SHU encourages professor’s sabbatical research
The Office of the Provost recently published the Sabbatical Panorama of 2011-2012, celebrating the accomplishments of Seton Hall’s faculty. The University has been publishing these panoramas since the 1995-96 academic year, according to the Provost’s office.
The panorama serves as a way to “celebrate sabbatical work as a strategic element of our academic enterprise.”
The most recent Sabbatical Panorama, which highlights projects from the 2011-12 academic year, features summaries of the research of 22 faculty members. Each professor gives a short introduction to their research, why they chose it how they went about conducting it, and any conclusions they might have reached while away on sabbatical.
Many professors use sabbatical as a chance to work on books or research that they have already been doing extensive research on. According to the Seton Hall’s faculty guide, professors must have been employed full-time for at least six years before they can become eligible for sabbatical, and professors typically go on sabbatical every six years, with a minimum of four years between each sabbatical.
Once they are eligible, a professor has to apply for sabbatical leave, which gets approved by the head of the department, the dean of the college and ultimately the Office of the Provost.
Sabbaticals are approved based on “the university’s financial ability to meet its continuing obligation to provide a balanced, quality academic program to its student body,” according to the guide.
Professors can choose to go on sabbatical for either one year or one semester. If they choose to take a semester leave, they receive their full pay. If they choose to take a year of leave, they receive three-quarters of their salary.
Dr. Kelly Goedert, associate professor and director of Graduate Studies within the psychology department, was one of the faculty members featured in the panorama. She left for a year to complete research on the neural mechanisms of spatial cognition. Her work concerned right-brain stroke patients who ignore the left side of their face. These patients would ignore any food that would be on the left of their plate or any people standing to their left. Some struggled to hear people talking to them from their left.
She also studied healthy, younger people who generally favor their left.

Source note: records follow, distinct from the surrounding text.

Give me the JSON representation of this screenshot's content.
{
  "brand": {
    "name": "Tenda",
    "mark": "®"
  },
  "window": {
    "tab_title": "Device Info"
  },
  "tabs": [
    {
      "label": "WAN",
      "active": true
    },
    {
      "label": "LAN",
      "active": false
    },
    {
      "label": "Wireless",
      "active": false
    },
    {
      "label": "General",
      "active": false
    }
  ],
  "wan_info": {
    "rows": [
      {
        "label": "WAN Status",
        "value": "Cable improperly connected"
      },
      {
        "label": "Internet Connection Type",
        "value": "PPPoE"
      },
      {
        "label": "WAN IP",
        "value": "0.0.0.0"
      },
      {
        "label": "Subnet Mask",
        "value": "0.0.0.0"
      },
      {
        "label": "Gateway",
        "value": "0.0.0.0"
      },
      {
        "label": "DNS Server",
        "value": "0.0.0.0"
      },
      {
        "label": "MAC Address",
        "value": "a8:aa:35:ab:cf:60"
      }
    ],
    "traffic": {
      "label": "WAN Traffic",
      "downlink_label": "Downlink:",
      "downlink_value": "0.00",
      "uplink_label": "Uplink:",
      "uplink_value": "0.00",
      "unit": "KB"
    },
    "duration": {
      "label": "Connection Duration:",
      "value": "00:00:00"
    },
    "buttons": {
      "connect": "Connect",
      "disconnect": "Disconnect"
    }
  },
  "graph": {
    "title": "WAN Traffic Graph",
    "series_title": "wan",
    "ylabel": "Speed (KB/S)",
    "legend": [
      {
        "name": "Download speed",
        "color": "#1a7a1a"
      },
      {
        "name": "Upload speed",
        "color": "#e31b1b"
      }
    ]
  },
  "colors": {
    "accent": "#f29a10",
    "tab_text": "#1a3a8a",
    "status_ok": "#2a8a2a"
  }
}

Goedert said that some of her funding was came from federal sources, but that getting funds for sabbatical research can be very competitive.
While some work can be done without funding, Goedert said that working with bigger groups does require a financial aspect.
According to Goedert, there are some projects that end up getting dropped because they are not able to secure funding. Despite not having sufficientfunding to travel, Goedert said that she worked with Italian scientists, and hopes to continue the collaboration during her next sabbatical. However, she was able to visit conferences to present her findings.
“Sabbatical is a good opportunity to focus on one thing. Faculty members have a lot going on with research, teaching and faculty commitments, and sabbatical is a good opportunity to focus on research.”
Elena Vitullo can be reached at firstname.lastname@example.org.